 These are pictures from suite 3222 at the Conrad Macau Cotai Central.

If you didn't know already, Macau was the first European settlement in Asia. It was founded by the Portuguese which is why many of the old buildings have the wonderfully bright colors and the architecture is decidedly European. There are many streets that are cobblestone or mosaic. The old part of the city is about the only area that is sort of untouched by the casinos although you can still see them towering over the old city. All of the street signs are in Chinese and Portuguese, so I can read almost everything because of my limited Spanish knowledge.
There's always a Starbucks and this time we needed it. 

The last time I visited Macau was in 2006 and many things have changed including the landscape of buildings. But the most notable change is the influx of mainland Chinese tourists. They literally come in busloads and descend upon the city. We walked around the old part of the city with really narrow streets and it felt like New Year's Eve in Times Square except it was over 90 degrees with just about 100% humidity. It was quite a steamy time. There is a "walk" from the main center of the old city called Senado Square to the ruins of St Paul's cathedral where only the facade remains. It felt like there were about a million people walking along the path. There are tons of little shops and lots of bakeries selling all kinds of Chinese and Portuguese (Macanese) creations including the famous egg custard tarts.  

This is a great shot that includes the old city with the newest additions. This is taken from the steps of St. Paul's Cathedral ruins looking down the narrow street path. In the upper left corner is the equally gigantic and gaudy Grand Lisboa which is located right next to the original Lisboa casino. It is quite famous and was featured in a James Bond movie. The original still feels like the 1960s old Vegas. It's quite cool, but also kind of sad.

The Macau Wynn is actually quite small. You might call it the mini-Wynn. There is an Encore tower but it doesn't look like the Wynn tower at all. There is also a Vegas Bellagio style fountain in the front of the Wynn but it was under maintenance. The Macau MGM Grand is the monstrous tower seen behind the Wynn in this picture. It also looks nothing like its Vegas counterpart. 

Originally Macau consisted of two island that lie south of the Penha peninsula where the old part of the city is. The island just south of the peninsula is called Taipa and the one south of that one is called Coloane. Currently Macau consists of the peninsula and one island. They reclaimed all of the land between Coloane and Taipa and called it Cotai. That is where the Venetian, Galaxy, City of Dreams, Cotai Central, and the Macau Dome (which is a sports facility) are located. At least they have preserved both Taipa and Coloane villages. One of these days when I return I'll visit both of those.  

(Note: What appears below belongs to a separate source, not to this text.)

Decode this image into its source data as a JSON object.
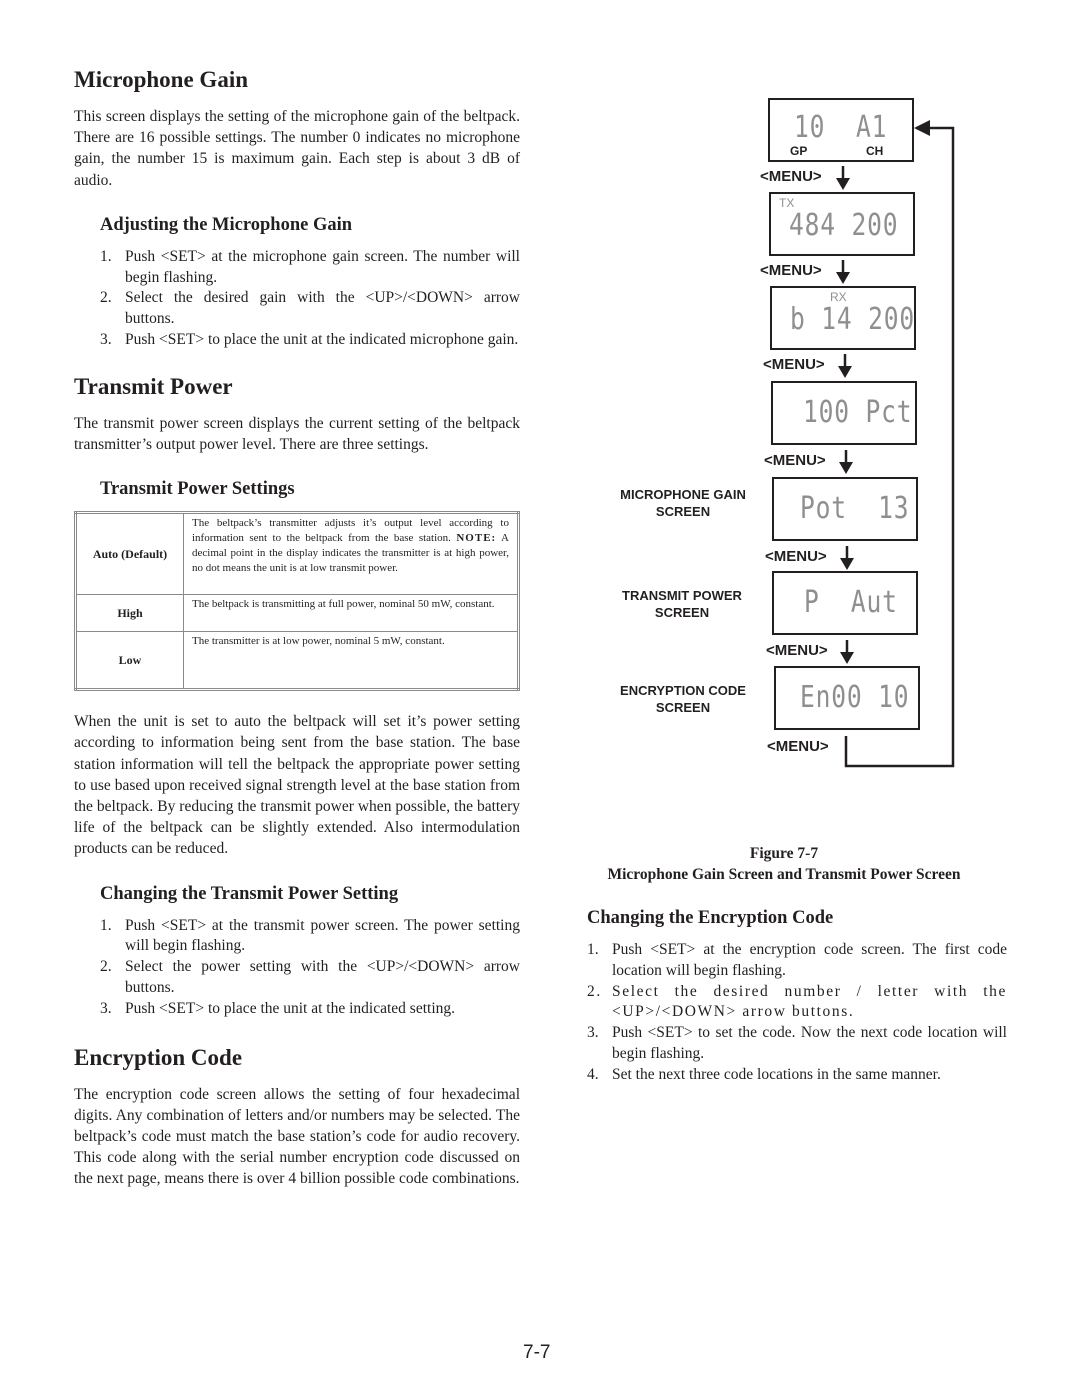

This picture shows one of the three bridges that connects the peninsula with Taipa. The Macau Tower is seen here. This is the waterfront right in next to the Wynn. 

Also if you didn't know, Macau is only a one-hour ferry ride away from Hong Kong. There are high-speed hydrofoils that leave about every 15 to 30 minutes. Macau has two ports. The main ferry terminal is the original one on the peninsula and there is a temporary ferry terminal right near the airport located on Taipa. Because of its proximity to Hong Kong, you can easily make a day trip out of Macau or stay a night or two. Each casino and most hotels have their own free shuttle buses that run all over the place. They all run to the ferry terminals, the airport, and the mainland border gate, but they also run to other casinos. So if you plan things right, you never have to pay for transportation while in Macau, but you will have to go to some hotels and casinos that you may not want to visit.